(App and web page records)
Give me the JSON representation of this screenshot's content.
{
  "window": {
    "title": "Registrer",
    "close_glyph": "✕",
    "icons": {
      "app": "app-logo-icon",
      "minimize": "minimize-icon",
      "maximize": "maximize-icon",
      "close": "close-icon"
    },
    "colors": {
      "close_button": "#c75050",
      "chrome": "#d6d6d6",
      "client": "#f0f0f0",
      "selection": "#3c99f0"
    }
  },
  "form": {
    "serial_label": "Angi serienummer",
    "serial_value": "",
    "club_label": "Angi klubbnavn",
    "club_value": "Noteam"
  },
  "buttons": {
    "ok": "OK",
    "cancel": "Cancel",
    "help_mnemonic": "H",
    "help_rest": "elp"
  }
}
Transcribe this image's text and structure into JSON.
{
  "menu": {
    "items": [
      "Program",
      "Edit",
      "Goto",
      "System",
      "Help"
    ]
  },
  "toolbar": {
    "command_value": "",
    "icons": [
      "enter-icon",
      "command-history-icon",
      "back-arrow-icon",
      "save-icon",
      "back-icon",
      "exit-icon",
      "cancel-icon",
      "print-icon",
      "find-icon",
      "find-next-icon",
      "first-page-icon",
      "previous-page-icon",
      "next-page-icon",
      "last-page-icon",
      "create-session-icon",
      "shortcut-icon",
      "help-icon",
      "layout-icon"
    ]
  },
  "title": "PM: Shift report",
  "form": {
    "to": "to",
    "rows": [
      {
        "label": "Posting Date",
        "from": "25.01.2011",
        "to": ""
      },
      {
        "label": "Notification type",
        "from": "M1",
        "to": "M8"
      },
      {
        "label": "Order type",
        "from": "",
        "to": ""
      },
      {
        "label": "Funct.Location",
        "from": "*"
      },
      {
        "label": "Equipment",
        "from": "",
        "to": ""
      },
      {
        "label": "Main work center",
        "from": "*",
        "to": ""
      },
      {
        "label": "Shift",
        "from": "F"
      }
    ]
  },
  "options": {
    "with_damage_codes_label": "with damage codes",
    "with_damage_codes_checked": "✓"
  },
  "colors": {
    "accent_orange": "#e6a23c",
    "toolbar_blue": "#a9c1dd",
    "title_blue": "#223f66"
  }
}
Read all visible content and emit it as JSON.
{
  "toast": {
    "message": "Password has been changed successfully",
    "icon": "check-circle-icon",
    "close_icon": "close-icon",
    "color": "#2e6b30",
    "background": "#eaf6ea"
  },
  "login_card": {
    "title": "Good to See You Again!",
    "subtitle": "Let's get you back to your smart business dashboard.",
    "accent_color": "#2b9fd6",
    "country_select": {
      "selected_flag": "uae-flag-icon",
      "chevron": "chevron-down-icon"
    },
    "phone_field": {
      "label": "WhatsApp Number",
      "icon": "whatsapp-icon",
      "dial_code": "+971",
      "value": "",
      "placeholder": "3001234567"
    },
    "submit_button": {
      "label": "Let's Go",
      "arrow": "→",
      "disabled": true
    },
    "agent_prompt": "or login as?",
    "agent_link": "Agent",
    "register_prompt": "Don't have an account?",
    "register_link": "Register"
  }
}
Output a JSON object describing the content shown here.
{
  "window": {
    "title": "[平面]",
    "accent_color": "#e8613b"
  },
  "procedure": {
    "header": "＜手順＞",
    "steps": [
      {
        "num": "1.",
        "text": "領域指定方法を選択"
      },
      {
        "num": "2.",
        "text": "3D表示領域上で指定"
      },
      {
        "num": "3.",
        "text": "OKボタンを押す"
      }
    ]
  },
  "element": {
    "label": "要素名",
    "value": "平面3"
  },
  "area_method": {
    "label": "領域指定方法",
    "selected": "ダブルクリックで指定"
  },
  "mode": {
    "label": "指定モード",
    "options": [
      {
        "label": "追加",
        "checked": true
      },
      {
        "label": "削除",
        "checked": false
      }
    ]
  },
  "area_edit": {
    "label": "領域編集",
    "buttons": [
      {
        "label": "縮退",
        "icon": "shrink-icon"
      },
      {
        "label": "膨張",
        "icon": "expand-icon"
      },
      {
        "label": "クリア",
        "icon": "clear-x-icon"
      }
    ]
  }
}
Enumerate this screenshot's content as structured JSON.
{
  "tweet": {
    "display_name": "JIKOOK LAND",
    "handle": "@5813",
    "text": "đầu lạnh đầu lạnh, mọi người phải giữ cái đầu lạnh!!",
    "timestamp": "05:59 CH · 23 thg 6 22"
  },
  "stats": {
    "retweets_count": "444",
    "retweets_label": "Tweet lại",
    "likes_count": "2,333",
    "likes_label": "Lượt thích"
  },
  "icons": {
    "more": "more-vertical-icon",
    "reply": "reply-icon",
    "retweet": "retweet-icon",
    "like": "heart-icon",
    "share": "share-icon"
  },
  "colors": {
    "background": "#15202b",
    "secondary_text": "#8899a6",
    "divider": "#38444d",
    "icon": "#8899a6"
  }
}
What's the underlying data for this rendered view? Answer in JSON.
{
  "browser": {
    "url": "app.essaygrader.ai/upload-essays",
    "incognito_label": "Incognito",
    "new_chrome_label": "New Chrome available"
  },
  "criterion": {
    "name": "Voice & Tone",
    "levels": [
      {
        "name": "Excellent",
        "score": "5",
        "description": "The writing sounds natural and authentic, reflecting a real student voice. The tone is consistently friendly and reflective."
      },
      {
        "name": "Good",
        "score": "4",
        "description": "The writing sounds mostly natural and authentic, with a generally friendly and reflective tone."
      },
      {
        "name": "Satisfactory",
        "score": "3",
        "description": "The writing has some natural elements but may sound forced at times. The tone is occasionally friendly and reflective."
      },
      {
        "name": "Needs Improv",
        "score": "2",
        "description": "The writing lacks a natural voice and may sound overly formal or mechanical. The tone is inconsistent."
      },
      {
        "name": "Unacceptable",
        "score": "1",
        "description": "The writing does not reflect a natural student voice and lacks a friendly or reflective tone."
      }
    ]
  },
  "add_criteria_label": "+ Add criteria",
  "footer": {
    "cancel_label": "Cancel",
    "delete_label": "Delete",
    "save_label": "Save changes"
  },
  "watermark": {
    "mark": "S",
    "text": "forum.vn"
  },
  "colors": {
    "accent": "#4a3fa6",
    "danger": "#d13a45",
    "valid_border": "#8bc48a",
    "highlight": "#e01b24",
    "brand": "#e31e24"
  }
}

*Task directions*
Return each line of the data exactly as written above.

*Answer space*
Give me the JSON representation of this screenshot's content.
{
  "window": {
    "title": "Registrer",
    "close_glyph": "✕",
    "icons": {
      "app": "app-logo-icon",
      "minimize": "minimize-icon",
      "maximize": "maximize-icon",
      "close": "close-icon"
    },
    "colors": {
      "close_button": "#c75050",
      "chrome": "#d6d6d6",
      "client": "#f0f0f0",
      "selection": "#3c99f0"
    }
  },
  "form": {
    "serial_label": "Angi serienummer",
    "serial_value": "",
    "club_label": "Angi klubbnavn",
    "club_value": "Noteam"
  },
  "buttons": {
    "ok": "OK",
    "cancel": "Cancel",
    "help_mnemonic": "H",
    "help_rest": "elp"
  }
}
Transcribe this image's text and structure into JSON.
{
  "menu": {
    "items": [
      "Program",
      "Edit",
      "Goto",
      "System",
      "Help"
    ]
  },
  "toolbar": {
    "command_value": "",
    "icons": [
      "enter-icon",
      "command-history-icon",
      "back-arrow-icon",
      "save-icon",
      "back-icon",
      "exit-icon",
      "cancel-icon",
      "print-icon",
      "find-icon",
      "find-next-icon",
      "first-page-icon",
      "previous-page-icon",
      "next-page-icon",
      "last-page-icon",
      "create-session-icon",
      "shortcut-icon",
      "help-icon",
      "layout-icon"
    ]
  },
  "title": "PM: Shift report",
  "form": {
    "to": "to",
    "rows": [
      {
        "label": "Posting Date",
        "from": "25.01.2011",
        "to": ""
      },
      {
        "label": "Notification type",
        "from": "M1",
        "to": "M8"
      },
      {
        "label": "Order type",
        "from": "",
        "to": ""
      },
      {
        "label": "Funct.Location",
        "from": "*"
      },
      {
        "label": "Equipment",
        "from": "",
        "to": ""
      },
      {
        "label": "Main work center",
        "from": "*",
        "to": ""
      },
      {
        "label": "Shift",
        "from": "F"
      }
    ]
  },
  "options": {
    "with_damage_codes_label": "with damage codes",
    "with_damage_codes_checked": "✓"
  },
  "colors": {
    "accent_orange": "#e6a23c",
    "toolbar_blue": "#a9c1dd",
    "title_blue": "#223f66"
  }
}
Read all visible content and emit it as JSON.
{
  "toast": {
    "message": "Password has been changed successfully",
    "icon": "check-circle-icon",
    "close_icon": "close-icon",
    "color": "#2e6b30",
    "background": "#eaf6ea"
  },
  "login_card": {
    "title": "Good to See You Again!",
    "subtitle": "Let's get you back to your smart business dashboard.",
    "accent_color": "#2b9fd6",
    "country_select": {
      "selected_flag": "uae-flag-icon",
      "chevron": "chevron-down-icon"
    },
    "phone_field": {
      "label": "WhatsApp Number",
      "icon": "whatsapp-icon",
      "dial_code": "+971",
      "value": "",
      "placeholder": "3001234567"
    },
    "submit_button": {
      "label": "Let's Go",
      "arrow": "→",
      "disabled": true
    },
    "agent_prompt": "or login as?",
    "agent_link": "Agent",
    "register_prompt": "Don't have an account?",
    "register_link": "Register"
  }
}
Output a JSON object describing the content shown here.
{
  "window": {
    "title": "[平面]",
    "accent_color": "#e8613b"
  },
  "procedure": {
    "header": "＜手順＞",
    "steps": [
      {
        "num": "1.",
        "text": "領域指定方法を選択"
      },
      {
        "num": "2.",
        "text": "3D表示領域上で指定"
      },
      {
        "num": "3.",
        "text": "OKボタンを押す"
      }
    ]
  },
  "element": {
    "label": "要素名",
    "value": "平面3"
  },
  "area_method": {
    "label": "領域指定方法",
    "selected": "ダブルクリックで指定"
  },
  "mode": {
    "label": "指定モード",
    "options": [
      {
        "label": "追加",
        "checked": true
      },
      {
        "label": "削除",
        "checked": false
      }
    ]
  },
  "area_edit": {
    "label": "領域編集",
    "buttons": [
      {
        "label": "縮退",
        "icon": "shrink-icon"
      },
      {
        "label": "膨張",
        "icon": "expand-icon"
      },
      {
        "label": "クリア",
        "icon": "clear-x-icon"
      }
    ]
  }
}
Enumerate this screenshot's content as structured JSON.
{
  "tweet": {
    "display_name": "JIKOOK LAND",
    "handle": "@5813",
    "text": "đầu lạnh đầu lạnh, mọi người phải giữ cái đầu lạnh!!",
    "timestamp": "05:59 CH · 23 thg 6 22"
  },
  "stats": {
    "retweets_count": "444",
    "retweets_label": "Tweet lại",
    "likes_count": "2,333",
    "likes_label": "Lượt thích"
  },
  "icons": {
    "more": "more-vertical-icon",
    "reply": "reply-icon",
    "retweet": "retweet-icon",
    "like": "heart-icon",
    "share": "share-icon"
  },
  "colors": {
    "background": "#15202b",
    "secondary_text": "#8899a6",
    "divider": "#38444d",
    "icon": "#8899a6"
  }
}
What's the underlying data for this rendered view? Answer in JSON.
{
  "browser": {
    "url": "app.essaygrader.ai/upload-essays",
    "incognito_label": "Incognito",
    "new_chrome_label": "New Chrome available"
  },
  "criterion": {
    "name": "Voice & Tone",
    "levels": [
      {
        "name": "Excellent",
        "score": "5",
        "description": "The writing sounds natural and authentic, reflecting a real student voice. The tone is consistently friendly and reflective."
      },
      {
        "name": "Good",
        "score": "4",
        "description": "The writing sounds mostly natural and authentic, with a generally friendly and reflective tone."
      },
      {
        "name": "Satisfactory",
        "score": "3",
        "description": "The writing has some natural elements but may sound forced at times. The tone is occasionally friendly and reflective."
      },
      {
        "name": "Needs Improv",
        "score": "2",
        "description": "The writing lacks a natural voice and may sound overly formal or mechanical. The tone is inconsistent."
      },
      {
        "name": "Unacceptable",
        "score": "1",
        "description": "The writing does not reflect a natural student voice and lacks a friendly or reflective tone."
      }
    ]
  },
  "add_criteria_label": "+ Add criteria",
  "footer": {
    "cancel_label": "Cancel",
    "delete_label": "Delete",
    "save_label": "Save changes"
  },
  "watermark": {
    "mark": "S",
    "text": "forum.vn"
  },
  "colors": {
    "accent": "#4a3fa6",
    "danger": "#d13a45",
    "valid_border": "#8bc48a",
    "highlight": "#e01b24",
    "brand": "#e31e24"
  }
}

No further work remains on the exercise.